Walker created a legacy of giving—both in her professional and personal life. She was a fair employer who practiced business philanthropy in a way that was unheard of at the time. Other businesses should take a page out of Walker's business model and take action on the social injustices in the world. As Philanthropy Women reported, "Instead, corporations have to step up, put their money where their mouths are, and actively, publicly, and loudly fund organizations that empower underserved communities, particularly women and girls of color."
The Madam C.J. Walker Manufacturing Company continued to operate without its beloved owner for many more decades. Her daughter, A'Lelia Walker, acted as president until her death in 1931. Even after her passing, the brand remained popular and in-demand. In July of 1981, operations finally ceased.
Countless women refused to forget Walker's legacy. Sundial Brands—which owns Shea Moisture and Nubian Heritage—purchased Madam C.J. Walker Enterprises in 2013. The company relaunched exclusively in Sephora stores under the name Madam C.J. Walker Beauty Culture.
Note: As of the writing of this article, Sephora no longer appears to carry Madam C.J. Walker Beauty Cultureproducts. Much to the dismay of faithful customers, the brand has seemingly gone silent on social media.
In 2020, Netflix released a new series, "Self Made: Inspired by the Life of Madam C.J. Walker." The Madam C.J. Walker Netflix series portrays the entrepreneur's rise from poor washerwoman to self-made millionaire. Although based on a true story, producers fictionalized some of the stories and characters for entertainment purposes.
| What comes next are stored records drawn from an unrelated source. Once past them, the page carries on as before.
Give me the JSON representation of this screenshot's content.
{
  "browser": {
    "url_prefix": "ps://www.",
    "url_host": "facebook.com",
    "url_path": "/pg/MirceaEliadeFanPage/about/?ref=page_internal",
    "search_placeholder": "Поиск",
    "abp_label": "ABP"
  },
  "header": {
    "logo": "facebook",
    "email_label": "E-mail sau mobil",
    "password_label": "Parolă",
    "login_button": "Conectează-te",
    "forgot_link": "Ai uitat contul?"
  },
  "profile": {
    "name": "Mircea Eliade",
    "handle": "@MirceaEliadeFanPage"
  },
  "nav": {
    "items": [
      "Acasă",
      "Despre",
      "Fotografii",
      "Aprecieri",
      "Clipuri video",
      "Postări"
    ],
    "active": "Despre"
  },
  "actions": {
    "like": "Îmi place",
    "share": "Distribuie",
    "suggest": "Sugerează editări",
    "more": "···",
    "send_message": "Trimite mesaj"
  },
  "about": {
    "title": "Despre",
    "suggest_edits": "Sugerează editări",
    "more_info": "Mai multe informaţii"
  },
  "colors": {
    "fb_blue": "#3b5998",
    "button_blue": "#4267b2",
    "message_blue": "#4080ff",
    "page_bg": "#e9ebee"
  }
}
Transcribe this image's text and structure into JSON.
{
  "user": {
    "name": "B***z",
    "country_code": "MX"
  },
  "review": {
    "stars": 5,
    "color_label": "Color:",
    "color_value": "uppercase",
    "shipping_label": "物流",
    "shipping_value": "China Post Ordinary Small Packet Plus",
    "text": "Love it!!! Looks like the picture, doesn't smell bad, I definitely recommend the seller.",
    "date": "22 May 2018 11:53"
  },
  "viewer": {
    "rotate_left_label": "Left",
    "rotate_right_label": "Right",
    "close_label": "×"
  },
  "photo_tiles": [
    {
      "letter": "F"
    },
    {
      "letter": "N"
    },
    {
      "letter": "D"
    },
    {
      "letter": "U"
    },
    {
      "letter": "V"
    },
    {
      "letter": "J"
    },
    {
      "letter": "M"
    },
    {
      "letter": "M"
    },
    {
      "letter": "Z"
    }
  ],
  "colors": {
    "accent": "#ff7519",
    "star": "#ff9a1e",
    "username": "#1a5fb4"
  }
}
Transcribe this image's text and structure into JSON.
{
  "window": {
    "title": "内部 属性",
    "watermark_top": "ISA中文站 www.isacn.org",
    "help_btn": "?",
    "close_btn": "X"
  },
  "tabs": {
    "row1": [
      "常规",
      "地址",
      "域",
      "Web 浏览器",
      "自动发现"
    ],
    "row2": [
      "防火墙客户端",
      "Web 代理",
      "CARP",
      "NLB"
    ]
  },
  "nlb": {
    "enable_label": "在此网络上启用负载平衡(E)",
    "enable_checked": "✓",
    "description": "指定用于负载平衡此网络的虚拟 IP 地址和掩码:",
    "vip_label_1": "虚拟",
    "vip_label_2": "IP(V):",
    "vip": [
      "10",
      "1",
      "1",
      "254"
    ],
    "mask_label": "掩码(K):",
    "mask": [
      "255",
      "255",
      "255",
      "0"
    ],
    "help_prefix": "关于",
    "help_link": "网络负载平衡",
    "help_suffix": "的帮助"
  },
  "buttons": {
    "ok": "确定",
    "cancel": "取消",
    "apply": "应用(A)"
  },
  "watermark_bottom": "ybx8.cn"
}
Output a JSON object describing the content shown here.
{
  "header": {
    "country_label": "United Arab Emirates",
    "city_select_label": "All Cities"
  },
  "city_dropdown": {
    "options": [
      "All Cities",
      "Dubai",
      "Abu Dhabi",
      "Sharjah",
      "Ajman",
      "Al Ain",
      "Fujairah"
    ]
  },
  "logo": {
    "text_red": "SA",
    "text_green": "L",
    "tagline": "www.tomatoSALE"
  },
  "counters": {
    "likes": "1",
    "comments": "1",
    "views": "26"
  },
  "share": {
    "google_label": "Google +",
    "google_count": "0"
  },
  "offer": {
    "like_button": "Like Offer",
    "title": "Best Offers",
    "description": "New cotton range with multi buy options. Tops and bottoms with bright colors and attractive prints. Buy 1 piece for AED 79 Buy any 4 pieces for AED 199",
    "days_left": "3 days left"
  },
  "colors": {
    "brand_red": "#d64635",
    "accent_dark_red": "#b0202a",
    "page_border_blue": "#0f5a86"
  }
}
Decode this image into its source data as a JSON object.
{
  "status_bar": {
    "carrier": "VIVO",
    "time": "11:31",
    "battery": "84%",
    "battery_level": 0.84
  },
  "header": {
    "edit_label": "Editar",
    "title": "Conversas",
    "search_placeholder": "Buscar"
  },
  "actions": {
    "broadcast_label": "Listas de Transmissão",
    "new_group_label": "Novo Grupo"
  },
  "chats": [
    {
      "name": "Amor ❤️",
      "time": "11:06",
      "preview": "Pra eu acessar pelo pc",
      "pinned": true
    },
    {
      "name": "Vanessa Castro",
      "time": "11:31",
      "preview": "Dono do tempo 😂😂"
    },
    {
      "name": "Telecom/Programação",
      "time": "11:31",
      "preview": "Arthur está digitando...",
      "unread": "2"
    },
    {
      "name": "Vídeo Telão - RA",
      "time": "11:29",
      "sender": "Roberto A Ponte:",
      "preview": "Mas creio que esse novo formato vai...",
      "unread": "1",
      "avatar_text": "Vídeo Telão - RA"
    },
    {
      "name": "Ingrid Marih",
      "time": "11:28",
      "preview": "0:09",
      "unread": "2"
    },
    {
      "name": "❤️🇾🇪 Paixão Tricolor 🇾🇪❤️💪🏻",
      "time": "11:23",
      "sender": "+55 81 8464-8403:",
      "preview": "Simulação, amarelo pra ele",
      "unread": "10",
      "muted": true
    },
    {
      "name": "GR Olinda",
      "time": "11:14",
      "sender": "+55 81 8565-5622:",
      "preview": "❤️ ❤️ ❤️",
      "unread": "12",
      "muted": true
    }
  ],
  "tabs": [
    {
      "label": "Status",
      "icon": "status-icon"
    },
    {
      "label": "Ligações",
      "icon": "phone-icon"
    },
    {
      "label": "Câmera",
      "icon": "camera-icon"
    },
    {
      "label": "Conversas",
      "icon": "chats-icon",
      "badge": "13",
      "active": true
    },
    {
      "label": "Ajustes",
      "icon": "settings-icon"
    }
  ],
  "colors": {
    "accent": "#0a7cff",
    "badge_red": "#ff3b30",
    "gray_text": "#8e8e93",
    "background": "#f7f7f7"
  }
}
Octavia Spencer plays the title role of Madam C.J. Walker. But she wasn't the studio's first choice. Initially, producers suggested Halle Berry for the part, much against the wishes of Walker's great-great-great-granddaughter, A'Lelia Bundles. As she recalled to OprahMag.com, "I said she's a really great actress, but she doesn't look anything like Madam Walker. And that person said to me, 'Most people don't know what Madam Walker looks like, so it doesn't really matter.' And I said, 'You know the people who do know what Madam Walker looks like would, and I care about those people.'"
The series aired on March 20, and critics were quick to give their opinions. Roger Ebert rated the show 3.5 stars, calling it "ready for binge-watching." Critics on Rotten Tomatoes weren't so quick to praise the series, giving it only 68% on the Tomatometer.
Will there be a second season? Although inspiring, "Self Made" is only a 4-part miniseries, and there are no plans to review the show.
Those who worked for Madam C.J. Walker remember her as a tough yet caring boss. Inspiring others was always her missions—and these quotes will hopefully inspire you to follow in her footsteps:
Growing up in poverty didn't stop Walker. If anything, it encouraged her to reach for the stars. And she enjoyed every minute of her ride to the top. Her self-made story proves that anyone can beat the odds thanks to capitalism. She took charge of a problem—one that was personal to her and many other women—and delivered the best product on the market.
Even after earning a fortune, Madam C.J. Walker still wanted to help lift other Black women out of poverty. She never forgot her roots. Her rags to riches story still remains one of the most inspiring American-success stories of all time.
Capitalism made Madam C.J. Walker a legend. Now it's time to take the reins and create your own legacy. No matter if you're male or female, black, brown, or white, there is room for your innovations in a capitalistic society. The world needs more entrepreneurs like yourself. Looking for some guidance? Check out this free 10-part miniseries as you begin your journey. You may become the next 7-figure success story.